But leaving is not simple. With the island’s main airport still crippled, Gonzalez Cancel said he needed to secure a special waiver from authorities to obtain the medical evacuation flight for baby Gabriellyz. Travelers at the airport on Sunday were told that passengers who do not already have tickets may not be able to secure flights out until October 4.
Officials here expect the situation at Puerto Rico’s hospitals could worsen before it improves. At Centro Medico, the island’s largest public hospital, the disaster medical assistance team of the U.S. Department of Health and Human Services is setting up makeshift hospital units.
“I think this might be a calm before we see an influx as other hospitals lose generators,” said Commander Michael Garner, a regional coordinator for the effort.
The devastation caused by Maria is similar to that wrought by hurricanes Katrina, Harvey and Irma. But Puerto Rico’s remoteness, lack of communications and fragile infrastructure exacerbate the logistical challenges of recovery “on a very grand scale,” Garner said.
U.S. Air Force Colonel Michael Valle, who arrived in Puerto Rico on Friday to help with recovery efforts, agreed.
“To me, this is a lot worse, because you can’t drive in from other states. Everything must come by boat or by air,” Valle said.
Adding to the worries, a Puerto Rico dam damaged by heavy rains was in danger of failing on Sunday, posing a risk to communities along the rain-swollen Guajataca River. If the dam fails, the flooding would be life-threatening, the National Weather Service warned. “Stay away or be swept away,” it said.
At least 10 people have died so far in Puerto Rico, where the humanitarian crisis is growing.
The Federal Emergency Management Agency has been posting images on Twitter of U.S. responders on the ground in Puerto Rico, including the U.S. Coast Guard and FEMA search-and-rescue teams.
But patience is starting to fray with the speed of the aid response.
“We need a massive military response,” surgeon Gonzalez Cancel said.
Waiting for news about his father-in-law, Rivera, the Georgia resident and a 49-year-old Iraq War veteran, said the U.S. military could only do so much.

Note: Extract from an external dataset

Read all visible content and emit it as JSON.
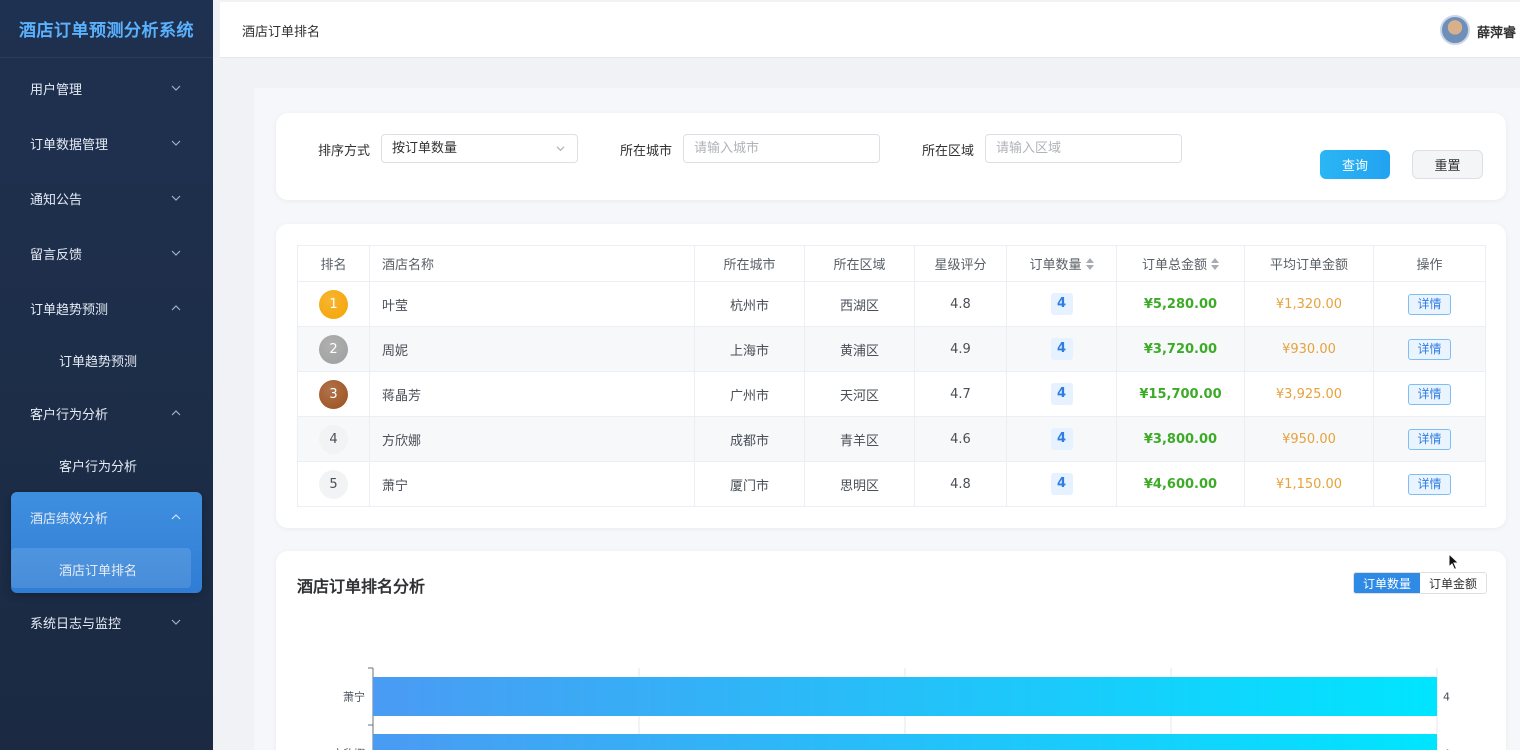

He forecast the island would take months to get back on its feet.
“You need God pretty much to fix every light bulb,” he said.
Dr. Juan Carlos Sotomonte, the medical director of the Centro Medico’s cardiovascular unit, said intervention – divine or otherwise – is needed fast.
“If this is not taken care of, people are going to start dying,” he said.
Reporting by Robin Respaut and Dave Graham in San Juan; Editing by Marla Dickerson